Data records for software interfaces

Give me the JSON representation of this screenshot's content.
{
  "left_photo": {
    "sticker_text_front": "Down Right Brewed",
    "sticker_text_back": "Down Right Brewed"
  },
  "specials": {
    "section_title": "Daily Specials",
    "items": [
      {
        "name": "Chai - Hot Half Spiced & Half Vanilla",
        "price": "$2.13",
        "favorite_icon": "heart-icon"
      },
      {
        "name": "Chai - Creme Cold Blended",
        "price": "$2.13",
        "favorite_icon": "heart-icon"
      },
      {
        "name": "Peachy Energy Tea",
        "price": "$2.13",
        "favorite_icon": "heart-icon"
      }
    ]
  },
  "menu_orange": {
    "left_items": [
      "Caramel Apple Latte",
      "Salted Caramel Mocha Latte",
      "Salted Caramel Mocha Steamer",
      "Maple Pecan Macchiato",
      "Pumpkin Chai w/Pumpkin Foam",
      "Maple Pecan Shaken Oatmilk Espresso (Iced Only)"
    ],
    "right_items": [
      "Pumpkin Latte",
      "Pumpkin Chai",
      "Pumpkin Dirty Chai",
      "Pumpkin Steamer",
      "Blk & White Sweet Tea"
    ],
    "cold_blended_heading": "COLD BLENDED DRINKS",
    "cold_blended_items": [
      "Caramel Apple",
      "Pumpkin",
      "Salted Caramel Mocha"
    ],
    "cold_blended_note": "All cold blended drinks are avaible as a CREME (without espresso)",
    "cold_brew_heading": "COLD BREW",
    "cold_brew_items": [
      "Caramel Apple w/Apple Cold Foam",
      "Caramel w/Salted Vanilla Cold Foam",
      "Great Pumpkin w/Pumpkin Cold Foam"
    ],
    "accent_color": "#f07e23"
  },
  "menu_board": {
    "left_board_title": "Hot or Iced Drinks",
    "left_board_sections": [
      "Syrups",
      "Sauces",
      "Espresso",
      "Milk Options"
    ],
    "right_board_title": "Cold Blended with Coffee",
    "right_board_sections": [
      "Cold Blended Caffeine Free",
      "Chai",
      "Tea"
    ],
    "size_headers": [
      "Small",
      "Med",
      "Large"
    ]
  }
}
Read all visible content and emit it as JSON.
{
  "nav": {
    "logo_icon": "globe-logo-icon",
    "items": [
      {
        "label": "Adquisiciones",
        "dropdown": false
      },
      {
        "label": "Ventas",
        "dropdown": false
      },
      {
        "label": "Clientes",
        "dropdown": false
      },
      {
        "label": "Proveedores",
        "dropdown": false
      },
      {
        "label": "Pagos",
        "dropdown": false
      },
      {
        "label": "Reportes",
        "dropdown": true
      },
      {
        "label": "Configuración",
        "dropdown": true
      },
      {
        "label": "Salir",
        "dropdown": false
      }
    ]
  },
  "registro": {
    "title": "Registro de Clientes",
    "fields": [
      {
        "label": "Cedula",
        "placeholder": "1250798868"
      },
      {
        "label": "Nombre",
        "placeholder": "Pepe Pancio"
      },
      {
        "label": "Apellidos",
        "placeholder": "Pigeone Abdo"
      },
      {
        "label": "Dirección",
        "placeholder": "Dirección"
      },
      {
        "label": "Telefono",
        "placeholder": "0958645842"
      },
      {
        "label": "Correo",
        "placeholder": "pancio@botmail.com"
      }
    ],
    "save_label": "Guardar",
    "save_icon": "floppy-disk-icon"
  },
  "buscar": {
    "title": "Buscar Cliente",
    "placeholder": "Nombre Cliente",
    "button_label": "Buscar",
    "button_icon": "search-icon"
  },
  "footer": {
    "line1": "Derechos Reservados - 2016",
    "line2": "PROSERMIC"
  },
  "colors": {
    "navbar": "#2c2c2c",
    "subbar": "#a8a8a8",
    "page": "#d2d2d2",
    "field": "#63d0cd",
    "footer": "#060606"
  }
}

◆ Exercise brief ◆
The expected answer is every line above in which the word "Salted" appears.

◆ Written solution ◆
      "Salted Caramel Mocha Latte",
      "Salted Caramel Mocha Steamer",
      "Salted Caramel Mocha"
      "Caramel w/Salted Vanilla Cold Foam",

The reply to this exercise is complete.